▶ _Extracted data_

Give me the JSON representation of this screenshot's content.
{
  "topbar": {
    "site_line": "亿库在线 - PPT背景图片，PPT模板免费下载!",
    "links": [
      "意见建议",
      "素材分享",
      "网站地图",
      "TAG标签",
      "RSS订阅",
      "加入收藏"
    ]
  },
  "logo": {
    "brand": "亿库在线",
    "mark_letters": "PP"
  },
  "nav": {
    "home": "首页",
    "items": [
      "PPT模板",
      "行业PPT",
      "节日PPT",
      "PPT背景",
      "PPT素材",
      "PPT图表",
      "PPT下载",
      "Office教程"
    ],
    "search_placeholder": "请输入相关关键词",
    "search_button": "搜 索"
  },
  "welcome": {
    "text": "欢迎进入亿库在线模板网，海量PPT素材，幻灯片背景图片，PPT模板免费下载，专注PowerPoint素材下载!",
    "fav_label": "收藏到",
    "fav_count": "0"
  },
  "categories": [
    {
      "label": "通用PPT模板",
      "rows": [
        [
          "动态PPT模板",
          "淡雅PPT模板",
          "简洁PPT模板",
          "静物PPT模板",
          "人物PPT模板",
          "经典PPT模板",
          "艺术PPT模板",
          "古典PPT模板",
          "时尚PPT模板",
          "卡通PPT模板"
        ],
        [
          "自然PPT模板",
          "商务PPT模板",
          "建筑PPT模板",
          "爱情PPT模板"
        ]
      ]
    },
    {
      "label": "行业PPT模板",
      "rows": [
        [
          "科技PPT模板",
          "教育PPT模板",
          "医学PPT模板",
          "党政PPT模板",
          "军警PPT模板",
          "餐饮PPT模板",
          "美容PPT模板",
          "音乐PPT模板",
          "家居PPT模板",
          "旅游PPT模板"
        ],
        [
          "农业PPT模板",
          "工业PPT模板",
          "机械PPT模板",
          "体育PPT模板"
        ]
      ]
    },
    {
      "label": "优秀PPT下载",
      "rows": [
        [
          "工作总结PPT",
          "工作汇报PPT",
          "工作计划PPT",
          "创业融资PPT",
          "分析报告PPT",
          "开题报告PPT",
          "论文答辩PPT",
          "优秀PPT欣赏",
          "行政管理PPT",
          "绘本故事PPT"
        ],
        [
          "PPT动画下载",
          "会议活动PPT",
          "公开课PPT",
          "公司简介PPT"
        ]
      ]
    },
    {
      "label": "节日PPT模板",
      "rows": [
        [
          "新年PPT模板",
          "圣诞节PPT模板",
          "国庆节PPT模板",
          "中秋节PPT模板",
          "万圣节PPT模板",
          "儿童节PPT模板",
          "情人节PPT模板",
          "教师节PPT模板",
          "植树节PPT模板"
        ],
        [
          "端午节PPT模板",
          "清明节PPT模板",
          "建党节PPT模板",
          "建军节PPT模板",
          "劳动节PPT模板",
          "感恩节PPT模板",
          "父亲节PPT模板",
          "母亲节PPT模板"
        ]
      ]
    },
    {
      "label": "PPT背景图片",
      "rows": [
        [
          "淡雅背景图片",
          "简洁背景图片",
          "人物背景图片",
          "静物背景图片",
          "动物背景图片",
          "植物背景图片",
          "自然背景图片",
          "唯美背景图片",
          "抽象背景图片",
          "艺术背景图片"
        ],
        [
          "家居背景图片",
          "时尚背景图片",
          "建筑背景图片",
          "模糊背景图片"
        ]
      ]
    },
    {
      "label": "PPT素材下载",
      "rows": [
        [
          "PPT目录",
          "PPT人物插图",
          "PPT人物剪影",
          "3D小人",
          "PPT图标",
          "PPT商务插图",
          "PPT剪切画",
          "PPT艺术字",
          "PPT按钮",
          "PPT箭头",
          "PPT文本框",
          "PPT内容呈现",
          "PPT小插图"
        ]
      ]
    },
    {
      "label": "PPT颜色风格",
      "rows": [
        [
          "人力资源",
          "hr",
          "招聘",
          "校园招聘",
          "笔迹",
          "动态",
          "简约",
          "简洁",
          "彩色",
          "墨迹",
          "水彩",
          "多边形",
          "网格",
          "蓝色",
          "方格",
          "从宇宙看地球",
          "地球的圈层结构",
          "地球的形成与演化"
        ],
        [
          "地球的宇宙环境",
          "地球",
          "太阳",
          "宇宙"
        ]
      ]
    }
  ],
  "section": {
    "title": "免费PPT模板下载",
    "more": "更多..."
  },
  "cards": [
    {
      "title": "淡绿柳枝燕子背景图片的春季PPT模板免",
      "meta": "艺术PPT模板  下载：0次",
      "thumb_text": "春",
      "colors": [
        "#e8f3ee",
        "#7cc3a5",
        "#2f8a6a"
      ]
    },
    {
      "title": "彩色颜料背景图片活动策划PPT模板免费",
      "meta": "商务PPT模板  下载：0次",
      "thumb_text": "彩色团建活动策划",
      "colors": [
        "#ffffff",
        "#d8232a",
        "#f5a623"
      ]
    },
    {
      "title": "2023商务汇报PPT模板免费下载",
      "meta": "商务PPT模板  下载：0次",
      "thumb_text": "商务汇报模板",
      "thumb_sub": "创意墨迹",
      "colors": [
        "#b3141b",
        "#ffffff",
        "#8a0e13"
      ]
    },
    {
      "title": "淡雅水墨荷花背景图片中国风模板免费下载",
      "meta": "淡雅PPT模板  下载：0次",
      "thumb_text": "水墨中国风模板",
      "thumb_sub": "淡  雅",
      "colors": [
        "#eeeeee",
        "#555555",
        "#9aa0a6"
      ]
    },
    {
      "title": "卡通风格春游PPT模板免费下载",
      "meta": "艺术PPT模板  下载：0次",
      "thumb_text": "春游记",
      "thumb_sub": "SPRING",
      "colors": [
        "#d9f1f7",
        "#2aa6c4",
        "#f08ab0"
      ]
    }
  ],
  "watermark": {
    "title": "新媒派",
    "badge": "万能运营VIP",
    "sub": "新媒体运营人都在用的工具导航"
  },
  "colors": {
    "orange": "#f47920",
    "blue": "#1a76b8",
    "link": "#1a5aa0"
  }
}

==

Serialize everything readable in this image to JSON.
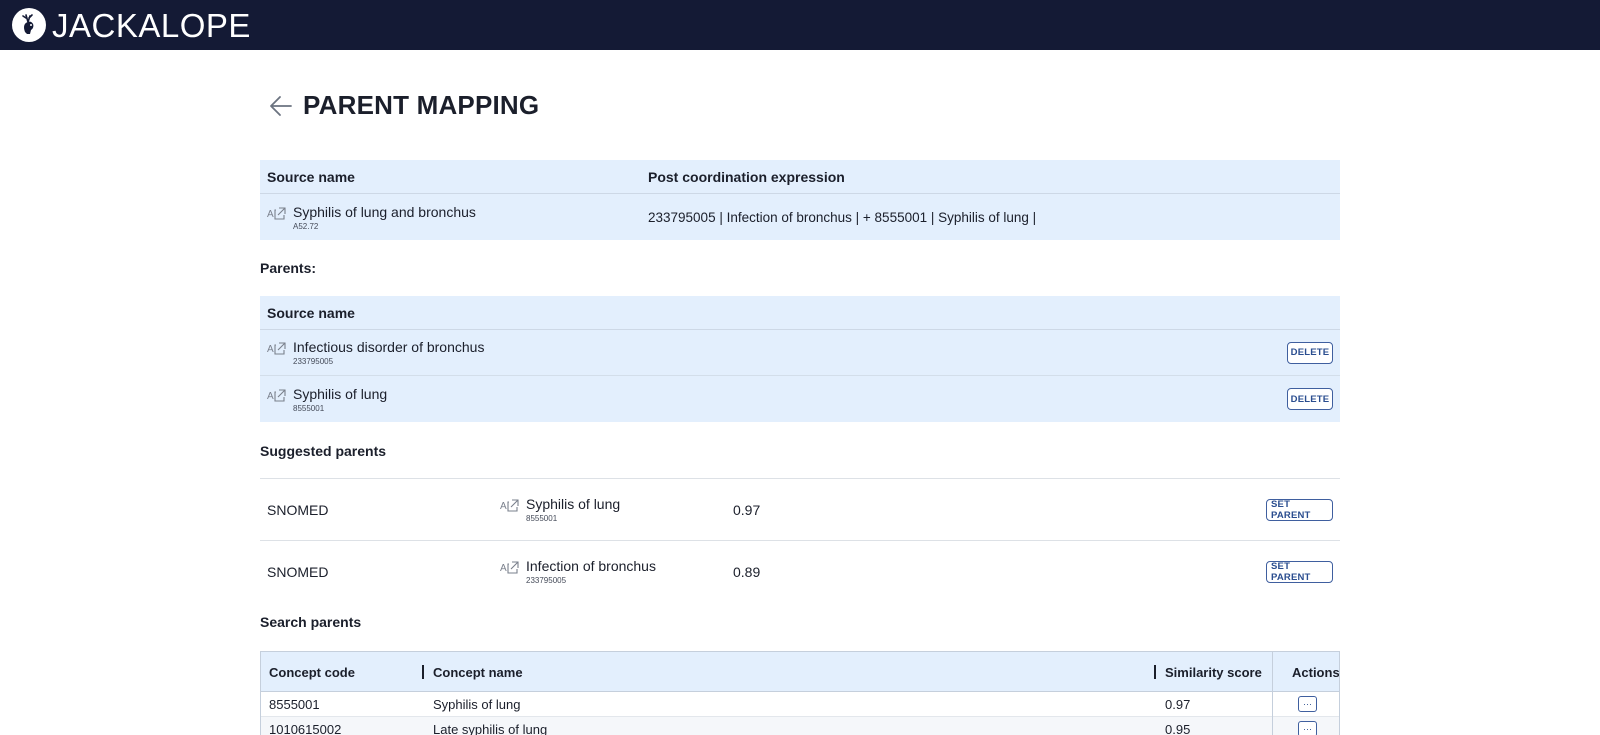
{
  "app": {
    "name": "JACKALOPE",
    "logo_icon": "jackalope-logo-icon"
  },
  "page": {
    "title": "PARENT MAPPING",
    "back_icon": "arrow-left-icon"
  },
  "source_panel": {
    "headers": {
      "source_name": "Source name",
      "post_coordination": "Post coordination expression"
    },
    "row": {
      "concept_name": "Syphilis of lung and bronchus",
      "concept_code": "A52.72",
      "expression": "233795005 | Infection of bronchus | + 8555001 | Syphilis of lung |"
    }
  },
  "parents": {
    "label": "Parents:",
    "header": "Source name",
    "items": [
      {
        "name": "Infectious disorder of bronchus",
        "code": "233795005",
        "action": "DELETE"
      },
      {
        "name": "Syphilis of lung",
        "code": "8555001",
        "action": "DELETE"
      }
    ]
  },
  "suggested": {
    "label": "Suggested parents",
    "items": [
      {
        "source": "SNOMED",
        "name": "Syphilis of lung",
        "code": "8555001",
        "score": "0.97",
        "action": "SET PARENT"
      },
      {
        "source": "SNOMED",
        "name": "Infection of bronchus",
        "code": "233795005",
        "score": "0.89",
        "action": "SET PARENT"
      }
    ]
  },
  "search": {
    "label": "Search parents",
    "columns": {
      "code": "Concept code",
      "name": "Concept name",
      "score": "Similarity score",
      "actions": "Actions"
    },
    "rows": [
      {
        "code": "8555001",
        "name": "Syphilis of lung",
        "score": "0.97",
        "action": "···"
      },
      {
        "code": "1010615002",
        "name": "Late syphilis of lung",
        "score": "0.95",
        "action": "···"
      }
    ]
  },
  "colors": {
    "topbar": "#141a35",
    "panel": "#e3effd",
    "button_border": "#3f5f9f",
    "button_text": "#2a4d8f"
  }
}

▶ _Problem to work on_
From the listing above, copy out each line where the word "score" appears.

▶ _Written response_
        "score": "0.97",
        "score": "0.89",
      "score": "Similarity score",
        "score": "0.97",
        "score": "0.95",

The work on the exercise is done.